Center ordered to sell Cowardin Avenue parcel

Jeremy M. Lazarus | 10/14/2014, 6 a.m.
Pastor Stephen A. Parson has spent more than 16 months fending off a lender’s attempt to foreclose on the current ...
Richmond Christian Center Photo by Sandra Sellars

Pastor Stephen A. Parson has spent more than 16 months fending off a lender’s attempt to foreclose on the current South Side home of the Richmond Christian Center he founded more than 30 years ago.

He has tried to sell the church’s property in the 200 block of Cowardin Avenue and twice filed for bankruptcy to block Foundation Capital Resources of Springfield, Mo., from seizing and selling the property to cover a defaulted loan.

But Pastor Parson’s efforts to forestall the loss of the former car dealership the church bought and converted into a sanctuary in the late 1980s is coming to an end.

Last week, U.S. Bankruptcy Court Judge Keith L. Phillips ordered Pastor Parson to sell the property by Nov. 21 or have the disposal handled by a bankruptcy court trustee.

The judge also authorized Pastor Parson to receive two more salary payments of $5,000 and ordered the church to pay a total of $50,000 in two installments to FCR by Nov. 1 or have a trustee take control of the church’s property.

The battle over the property reflects the decline of a church that once ranked among Richmond’s largest and listed 4,000 members on its rolls. Last Sunday, fewer than 200 people participated in the two Sunday morning services.

The church most recently filed for bankruptcy in November 2013. According to documents filed with the court, the church owes creditors more than $2.1 million, including $76,000 in unpaid city property taxes and $27,600 in unpaid utilities. The church also owes $35,000 to the IRS in unpaid employment taxes.

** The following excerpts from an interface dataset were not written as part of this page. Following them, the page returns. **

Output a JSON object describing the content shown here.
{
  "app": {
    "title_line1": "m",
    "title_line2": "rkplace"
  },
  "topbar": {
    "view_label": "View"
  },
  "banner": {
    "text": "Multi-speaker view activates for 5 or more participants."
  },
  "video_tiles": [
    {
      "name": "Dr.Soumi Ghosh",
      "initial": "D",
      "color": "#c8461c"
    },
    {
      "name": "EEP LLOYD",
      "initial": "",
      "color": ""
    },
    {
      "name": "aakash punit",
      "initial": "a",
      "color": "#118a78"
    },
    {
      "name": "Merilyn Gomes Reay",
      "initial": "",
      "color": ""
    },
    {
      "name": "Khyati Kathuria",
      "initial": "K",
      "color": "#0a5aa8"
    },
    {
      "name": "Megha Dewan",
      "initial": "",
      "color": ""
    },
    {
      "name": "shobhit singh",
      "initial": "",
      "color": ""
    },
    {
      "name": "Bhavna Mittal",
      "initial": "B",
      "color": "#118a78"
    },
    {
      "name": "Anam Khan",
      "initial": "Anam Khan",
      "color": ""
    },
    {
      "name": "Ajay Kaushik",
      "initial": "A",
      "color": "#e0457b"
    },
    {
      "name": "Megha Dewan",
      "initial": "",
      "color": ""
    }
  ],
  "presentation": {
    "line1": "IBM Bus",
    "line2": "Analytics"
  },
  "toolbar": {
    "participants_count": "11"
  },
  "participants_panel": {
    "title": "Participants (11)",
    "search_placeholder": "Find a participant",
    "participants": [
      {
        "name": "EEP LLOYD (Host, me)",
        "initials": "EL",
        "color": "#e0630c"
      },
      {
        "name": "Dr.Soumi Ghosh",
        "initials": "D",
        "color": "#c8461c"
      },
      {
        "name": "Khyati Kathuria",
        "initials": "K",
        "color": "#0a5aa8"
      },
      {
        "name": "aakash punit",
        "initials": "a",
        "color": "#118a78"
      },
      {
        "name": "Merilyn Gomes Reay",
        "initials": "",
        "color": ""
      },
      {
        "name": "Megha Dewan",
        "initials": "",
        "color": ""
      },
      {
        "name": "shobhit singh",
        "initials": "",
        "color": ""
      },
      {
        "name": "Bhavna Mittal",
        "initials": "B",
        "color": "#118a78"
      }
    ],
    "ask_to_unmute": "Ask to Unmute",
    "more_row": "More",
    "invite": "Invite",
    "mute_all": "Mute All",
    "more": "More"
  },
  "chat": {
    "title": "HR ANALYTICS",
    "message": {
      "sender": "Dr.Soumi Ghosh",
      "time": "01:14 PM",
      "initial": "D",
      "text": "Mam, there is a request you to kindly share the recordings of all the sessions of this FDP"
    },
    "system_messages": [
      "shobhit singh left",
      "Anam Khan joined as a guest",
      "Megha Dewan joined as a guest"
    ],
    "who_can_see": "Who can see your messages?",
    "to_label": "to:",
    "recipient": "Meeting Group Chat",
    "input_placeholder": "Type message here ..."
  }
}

The bulk of the debt — about $2 million — is owed to FCR. The company loaned $4.4 million to the Richmond Christian Center a few years ago. More than half of the loan has been paid.

In his order, the judge advised Pastor Parson that the sale of the property would need to generate enough money to pay the debt owed to secured creditors.

Otherwise, his son, Stephen A. Parson Jr., might be required to turn over money made from the sale of a parking lot the church formerly owned in the 300 block of Cowardin Avenue to pay the church’s remaining debt.

FCR began its fight to recover the money it lent to the church after discovering that Pastor Parson in 2011 secretly sold the lot for $180,000 to SP-Five Properties, a company controlled by the pastor’s son who was a trustee of the church at the time.

The sale price was far less than the lot’s assessed value of $1.2 million, according to a suit FCR filed last spring against SP-Five Properties in a bid to recover the property. FCR claims in its suit that the transfer represents a fraudulent attempt to hide or dispose of assets due creditors because it was done less than two years before the church’s bankruptcy filing.

However, a week before FCR could get the suit into court, the son, in turn, sold the lot for $850,000 to the Virginia Beach-based Mini Price Storage, which is now building a new storage facility on the property.

Judge Phillips ordered the younger Mr. Parson to keep the money in the bank during the litigation to determine if the sale proceeds must be returned to the church.

During testimony at a hearing, the judge was informed that at least one party had offered $2 million for the church’s property, which, after agent commissions and other fees, would have left about $1.8 million.